“Re-imagining the ‘built environment’ — meaning what we build, where we build, and whether it’s safe and equitable — was already happening because of shifting demographics and social change, but it’s been accelerated by COVID-19,” says Steve Weikal, Head of Industry Relations at the MIT Center for Real Estate. “Now the industry is exploring how LEED and WELL certifications can incorporate these new health-related issues.”
One innovation that could catch on is underfloor ventilation, which has been credited for yielding higher air quality at locations including The New York Times Building and the San Francisco Federal Building. Philadelphia-based landlord Brandywine Realty Trust also modernized HVAC systems at its buildings to improve air quality years before coronavirus emerged.
The U.S. Centers for Disease Control and Prevention (CDC) released coronavirus guidelines that contain detailed precautions on workplace procedures. High on the list are improving central air filtration and increasing the physical space of furniture between workers to maintain social distancing.
In the future, both retail and industrial spaces could occupy more square footage to accommodate for greater social distancing. Electronic sensors triggering automated controls of doors and plumbing could reduce the need for touching surfaces. Robots could clean bathrooms. And building materials, such as micropattern plastics and copper alloys that prevent bacteria and viruses from clinging to surfaces, may become more popular.
“A lot of the changes that have already been put in place are not going away, and may become common, because companies are going to realize that they have unlocked better productivity and cost structures.” Weikal says.

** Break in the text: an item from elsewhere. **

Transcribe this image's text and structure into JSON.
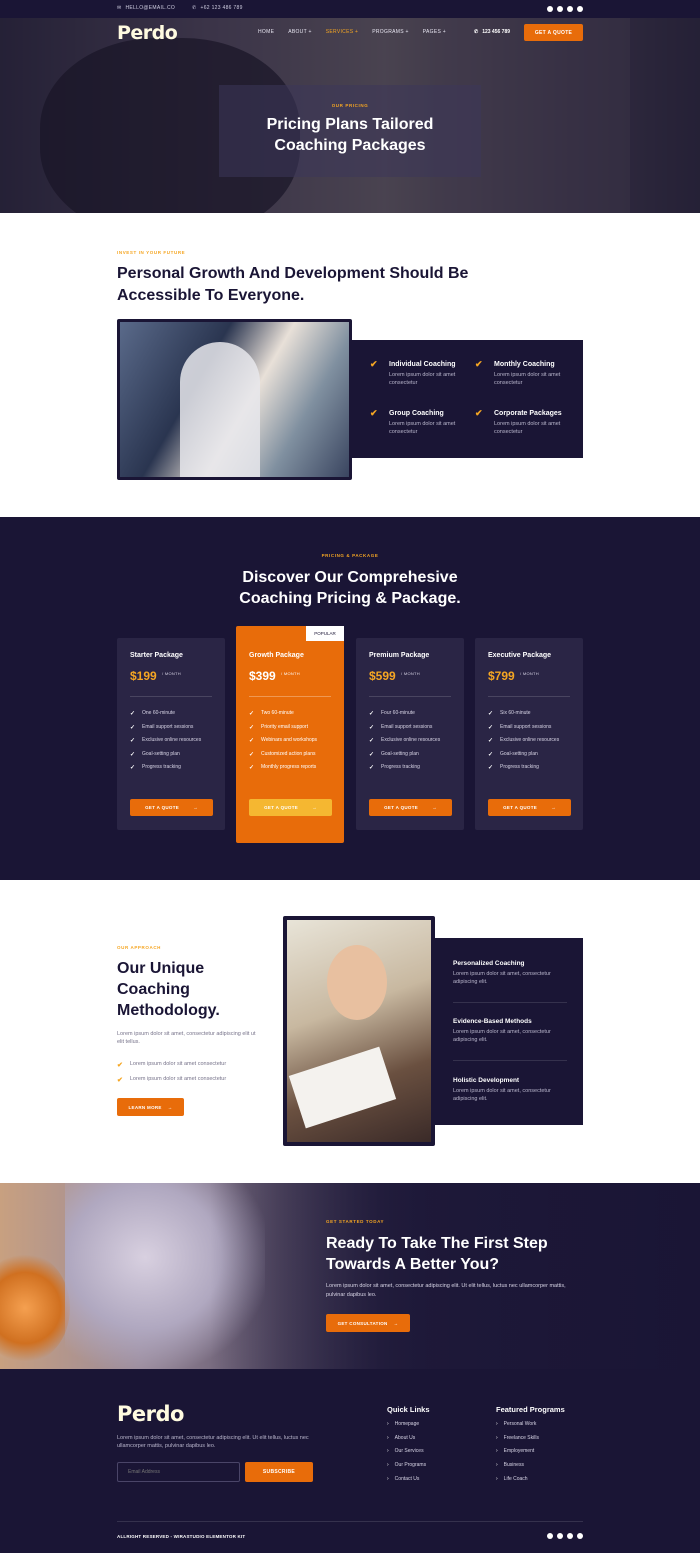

It remains uncertain which innovations will prove permanent features of retail and industrial spaces, and which ones will turn out to be temporary solutions. Whether or not an effective coronavirus vaccine comes to market, how workers and consumers respond to building redesigns, as well as whatever new local and national public policies eventually arise, are all bound to play crucial roles. Perhaps the only certainty is that American businesses will find a way to adapt to the future of commercial real estate.